> WHAT YOU ARE ASKED TO DO
Please retype all of the entries that follow, leaving the images out.
● ● ● ● ● ● ●
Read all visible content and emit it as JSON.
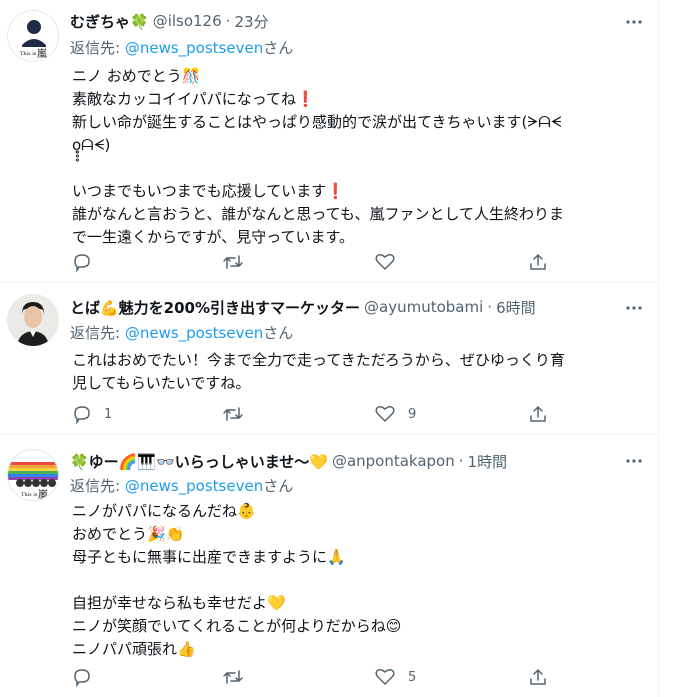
{
  "tweets": [
    {
      "name": "むぎちゃ🍀",
      "handle": "@ilso126",
      "sep": "·",
      "time": "23分",
      "reply_prefix": "返信先: ",
      "reply_mention": "@news_postseven",
      "reply_suffix": "さん",
      "avatar_caption": "This is 嵐",
      "lines": [
        "ニノ おめでとう🎊",
        "素敵なカッコイイパパになってね❗",
        "新しい命が誕生することはやっぱり感動的で涙が出てきちゃいます(ᗒᗩᗕ",
        "ọ̥̥̥ᗩᗕ)",
        "",
        "いつまでもいつまでも応援しています❗",
        "誰がなんと言おうと、誰がなんと思っても、嵐ファンとして人生終わりま",
        "で一生遠くからですが、見守っています。"
      ],
      "counts": {
        "reply": "",
        "retweet": "",
        "like": ""
      }
    },
    {
      "name": "とば💪魅力を200%引き出すマーケッター",
      "handle": "@ayumutobami",
      "sep": "·",
      "time": "6時間",
      "reply_prefix": "返信先: ",
      "reply_mention": "@news_postseven",
      "reply_suffix": "さん",
      "lines": [
        "これはおめでたい！今まで全力で走ってきただろうから、ぜひゆっくり育",
        "児してもらいたいですね。"
      ],
      "counts": {
        "reply": "1",
        "retweet": "",
        "like": "9"
      }
    },
    {
      "name": "🍀ゆー🌈🎹👓いらっしゃいませ〜💛",
      "handle": "@anpontakapon",
      "sep": "·",
      "time": "1時間",
      "reply_prefix": "返信先: ",
      "reply_mention": "@news_postseven",
      "reply_suffix": "さん",
      "avatar_caption": "This is 嵐",
      "lines": [
        "ニノがパパになるんだね👶",
        "おめでとう🎉👏",
        "母子ともに無事に出産できますように🙏",
        "",
        "自担が幸せなら私も幸せだよ💛",
        "ニノが笑顔でいてくれることが何よりだからね😊",
        "ニノパパ頑張れ👍"
      ],
      "counts": {
        "reply": "",
        "retweet": "",
        "like": "5"
      }
    }
  ],
  "icons": {
    "more": "more-horizontal-icon",
    "reply": "reply-bubble-icon",
    "retweet": "retweet-icon",
    "like": "heart-outline-icon",
    "share": "share-upload-icon"
  },
  "colors": {
    "link": "#1d9bf0",
    "secondary": "#536471",
    "text": "#0f1419",
    "divider": "#eff3f4"
  }
}
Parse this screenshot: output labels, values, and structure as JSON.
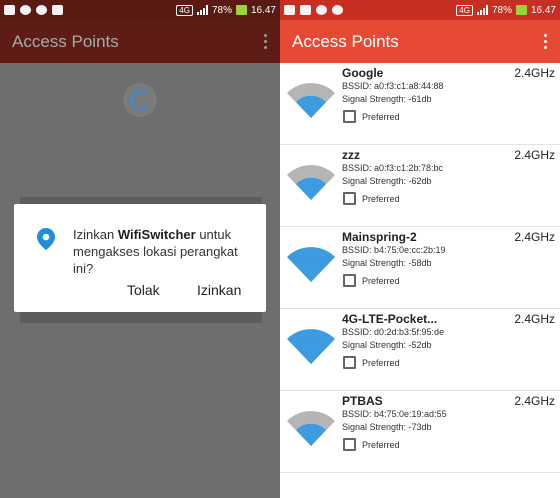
{
  "status_left_screen": {
    "network": "4G",
    "battery": "78%",
    "time": "16.47"
  },
  "status_right_screen": {
    "network": "4G",
    "battery": "78%",
    "time": "16.47"
  },
  "left_screen": {
    "title": "Access Points",
    "dialog": {
      "text_before": "Izinkan ",
      "app_name": "WifiSwitcher",
      "text_after": " untuk mengakses lokasi perangkat ini?",
      "deny_label": "Tolak",
      "allow_label": "Izinkan"
    }
  },
  "right_screen": {
    "title": "Access Points",
    "access_points": [
      {
        "ssid": "Google",
        "frequency": "2.4GHz",
        "bssid": "BSSID: a0:f3:c1:a8:44:88",
        "strength": "Signal Strength: -61db",
        "preferred_label": "Preferred",
        "signal_level": 0.5
      },
      {
        "ssid": "zzz",
        "frequency": "2.4GHz",
        "bssid": "BSSID: a0:f3:c1:2b:78:bc",
        "strength": "Signal Strength: -62db",
        "preferred_label": "Preferred",
        "signal_level": 0.5
      },
      {
        "ssid": "Mainspring-2",
        "frequency": "2.4GHz",
        "bssid": "BSSID: b4:75:0e:cc:2b:19",
        "strength": "Signal Strength: -58db",
        "preferred_label": "Preferred",
        "signal_level": 1.0
      },
      {
        "ssid": "4G-LTE-Pocket...",
        "frequency": "2.4GHz",
        "bssid": "BSSID: d0:2d:b3:5f:95:de",
        "strength": "Signal Strength: -52db",
        "preferred_label": "Preferred",
        "signal_level": 1.0
      },
      {
        "ssid": "PTBAS",
        "frequency": "2.4GHz",
        "bssid": "BSSID: b4:75:0e:19:ad:55",
        "strength": "Signal Strength: -73db",
        "preferred_label": "Preferred",
        "signal_level": 0.5
      }
    ]
  },
  "colors": {
    "accent": "#e64a35",
    "wifi_active": "#3d9be0",
    "wifi_inactive": "#b5b5b5"
  },
  "icons": [
    "whatsapp-icon",
    "image-icon",
    "location-pin-icon",
    "wifi-signal-icon",
    "overflow-menu-icon"
  ]
}
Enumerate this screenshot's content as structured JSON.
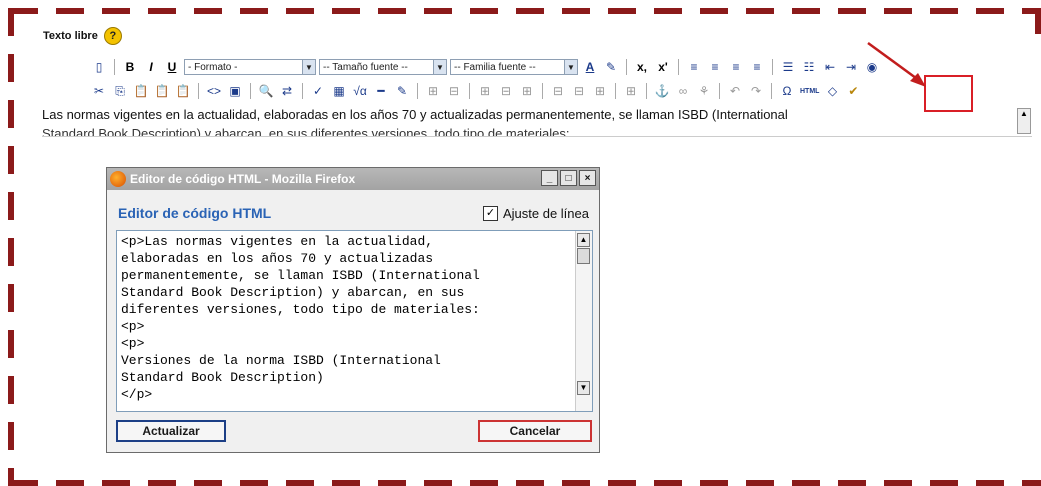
{
  "field": {
    "label": "Texto libre",
    "help_icon": "question-circle-icon"
  },
  "toolbar_row1": {
    "format_label": "- Formato -",
    "size_label": "-- Tamaño fuente --",
    "family_label": "-- Familia fuente --",
    "bold": "B",
    "italic": "I",
    "underline": "U",
    "new_icon": "new-document-icon",
    "text_color": "A",
    "bg_color": "✎",
    "subscript": "x,",
    "superscript": "x'"
  },
  "toolbar_row2": {
    "items": [
      "✂",
      "⎘",
      "📋",
      "📋",
      "📋",
      "<>",
      "▣",
      "🔍",
      "⇄",
      "✓",
      "▦",
      "√α",
      "━",
      "✎",
      "⊞",
      "⊟",
      "⊞",
      "⊟",
      "⊞",
      "⊟",
      "⊟",
      "⊞",
      "⊞",
      "⚓",
      "∞",
      "⚘",
      "↶",
      "↷",
      "Ω",
      "HTML",
      "◇",
      "✔"
    ]
  },
  "editor": {
    "line1": "Las normas vigentes en la actualidad, elaboradas en los años 70 y actualizadas permanentemente, se llaman ISBD (International",
    "line2": "Standard Book Description) y abarcan, en sus diferentes versiones, todo tipo de materiales:"
  },
  "popup": {
    "title": "Editor de código HTML - Mozilla Firefox",
    "minimize": "_",
    "maximize": "□",
    "close": "×",
    "header": "Editor de código HTML",
    "wrap_label": "Ajuste de línea",
    "wrap_checked": "✓",
    "code": "<p>Las normas vigentes en la actualidad,\nelaboradas en los años 70 y actualizadas\npermanentemente, se llaman ISBD (International\nStandard Book Description) y abarcan, en sus\ndiferentes versiones, todo tipo de materiales:\n<p>\n<p>\nVersiones de la norma ISBD (International\nStandard Book Description)\n</p>",
    "update_button": "Actualizar",
    "cancel_button": "Cancelar"
  },
  "colors": {
    "accent_dash": "#8b1a1a",
    "highlight": "#d91f26",
    "link_blue": "#2a63b5"
  }
}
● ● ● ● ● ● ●
> OUTPUT FOR THIS EXERCISE
Read all visible content and emit it as JSON.
{
  "tweets": [
    {
      "name": "むぎちゃ🍀",
      "handle": "@ilso126",
      "sep": "·",
      "time": "23分",
      "reply_prefix": "返信先: ",
      "reply_mention": "@news_postseven",
      "reply_suffix": "さん",
      "avatar_caption": "This is 嵐",
      "lines": [
        "ニノ おめでとう🎊",
        "素敵なカッコイイパパになってね❗",
        "新しい命が誕生することはやっぱり感動的で涙が出てきちゃいます(ᗒᗩᗕ",
        "ọ̥̥̥ᗩᗕ)",
        "",
        "いつまでもいつまでも応援しています❗",
        "誰がなんと言おうと、誰がなんと思っても、嵐ファンとして人生終わりま",
        "で一生遠くからですが、見守っています。"
      ],
      "counts": {
        "reply": "",
        "retweet": "",
        "like": ""
      }
    },
    {
      "name": "とば💪魅力を200%引き出すマーケッター",
      "handle": "@ayumutobami",
      "sep": "·",
      "time": "6時間",
      "reply_prefix": "返信先: ",
      "reply_mention": "@news_postseven",
      "reply_suffix": "さん",
      "lines": [
        "これはおめでたい！今まで全力で走ってきただろうから、ぜひゆっくり育",
        "児してもらいたいですね。"
      ],
      "counts": {
        "reply": "1",
        "retweet": "",
        "like": "9"
      }
    },
    {
      "name": "🍀ゆー🌈🎹👓いらっしゃいませ〜💛",
      "handle": "@anpontakapon",
      "sep": "·",
      "time": "1時間",
      "reply_prefix": "返信先: ",
      "reply_mention": "@news_postseven",
      "reply_suffix": "さん",
      "avatar_caption": "This is 嵐",
      "lines": [
        "ニノがパパになるんだね👶",
        "おめでとう🎉👏",
        "母子ともに無事に出産できますように🙏",
        "",
        "自担が幸せなら私も幸せだよ💛",
        "ニノが笑顔でいてくれることが何よりだからね😊",
        "ニノパパ頑張れ👍"
      ],
      "counts": {
        "reply": "",
        "retweet": "",
        "like": "5"
      }
    }
  ],
  "icons": {
    "more": "more-horizontal-icon",
    "reply": "reply-bubble-icon",
    "retweet": "retweet-icon",
    "like": "heart-outline-icon",
    "share": "share-upload-icon"
  },
  "colors": {
    "link": "#1d9bf0",
    "secondary": "#536471",
    "text": "#0f1419",
    "divider": "#eff3f4"
  }
}
Parse this screenshot: output labels, values, and structure as JSON.
{
  "status_left_screen": {
    "network": "4G",
    "battery": "78%",
    "time": "16.47"
  },
  "status_right_screen": {
    "network": "4G",
    "battery": "78%",
    "time": "16.47"
  },
  "left_screen": {
    "title": "Access Points",
    "dialog": {
      "text_before": "Izinkan ",
      "app_name": "WifiSwitcher",
      "text_after": " untuk mengakses lokasi perangkat ini?",
      "deny_label": "Tolak",
      "allow_label": "Izinkan"
    }
  },
  "right_screen": {
    "title": "Access Points",
    "access_points": [
      {
        "ssid": "Google",
        "frequency": "2.4GHz",
        "bssid": "BSSID: a0:f3:c1:a8:44:88",
        "strength": "Signal Strength: -61db",
        "preferred_label": "Preferred",
        "signal_level": 0.5
      },
      {
        "ssid": "zzz",
        "frequency": "2.4GHz",
        "bssid": "BSSID: a0:f3:c1:2b:78:bc",
        "strength": "Signal Strength: -62db",
        "preferred_label": "Preferred",
        "signal_level": 0.5
      },
      {
        "ssid": "Mainspring-2",
        "frequency": "2.4GHz",
        "bssid": "BSSID: b4:75:0e:cc:2b:19",
        "strength": "Signal Strength: -58db",
        "preferred_label": "Preferred",
        "signal_level": 1.0
      },
      {
        "ssid": "4G-LTE-Pocket...",
        "frequency": "2.4GHz",
        "bssid": "BSSID: d0:2d:b3:5f:95:de",
        "strength": "Signal Strength: -52db",
        "preferred_label": "Preferred",
        "signal_level": 1.0
      },
      {
        "ssid": "PTBAS",
        "frequency": "2.4GHz",
        "bssid": "BSSID: b4:75:0e:19:ad:55",
        "strength": "Signal Strength: -73db",
        "preferred_label": "Preferred",
        "signal_level": 0.5
      }
    ]
  },
  "colors": {
    "accent": "#e64a35",
    "wifi_active": "#3d9be0",
    "wifi_inactive": "#b5b5b5"
  },
  "icons": [
    "whatsapp-icon",
    "image-icon",
    "location-pin-icon",
    "wifi-signal-icon",
    "overflow-menu-icon"
  ]
}
Enumerate this screenshot's content as structured JSON.
{
  "field": {
    "label": "Texto libre",
    "help_icon": "question-circle-icon"
  },
  "toolbar_row1": {
    "format_label": "- Formato -",
    "size_label": "-- Tamaño fuente --",
    "family_label": "-- Familia fuente --",
    "bold": "B",
    "italic": "I",
    "underline": "U",
    "new_icon": "new-document-icon",
    "text_color": "A",
    "bg_color": "✎",
    "subscript": "x,",
    "superscript": "x'"
  },
  "toolbar_row2": {
    "items": [
      "✂",
      "⎘",
      "📋",
      "📋",
      "📋",
      "<>",
      "▣",
      "🔍",
      "⇄",
      "✓",
      "▦",
      "√α",
      "━",
      "✎",
      "⊞",
      "⊟",
      "⊞",
      "⊟",
      "⊞",
      "⊟",
      "⊟",
      "⊞",
      "⊞",
      "⚓",
      "∞",
      "⚘",
      "↶",
      "↷",
      "Ω",
      "HTML",
      "◇",
      "✔"
    ]
  },
  "editor": {
    "line1": "Las normas vigentes en la actualidad, elaboradas en los años 70 y actualizadas permanentemente, se llaman ISBD (International",
    "line2": "Standard Book Description) y abarcan, en sus diferentes versiones, todo tipo de materiales:"
  },
  "popup": {
    "title": "Editor de código HTML - Mozilla Firefox",
    "minimize": "_",
    "maximize": "□",
    "close": "×",
    "header": "Editor de código HTML",
    "wrap_label": "Ajuste de línea",
    "wrap_checked": "✓",
    "code": "<p>Las normas vigentes en la actualidad,\nelaboradas en los años 70 y actualizadas\npermanentemente, se llaman ISBD (International\nStandard Book Description) y abarcan, en sus\ndiferentes versiones, todo tipo de materiales:\n<p>\n<p>\nVersiones de la norma ISBD (International\nStandard Book Description)\n</p>",
    "update_button": "Actualizar",
    "cancel_button": "Cancelar"
  },
  "colors": {
    "accent_dash": "#8b1a1a",
    "highlight": "#d91f26",
    "link_blue": "#2a63b5"
  }
}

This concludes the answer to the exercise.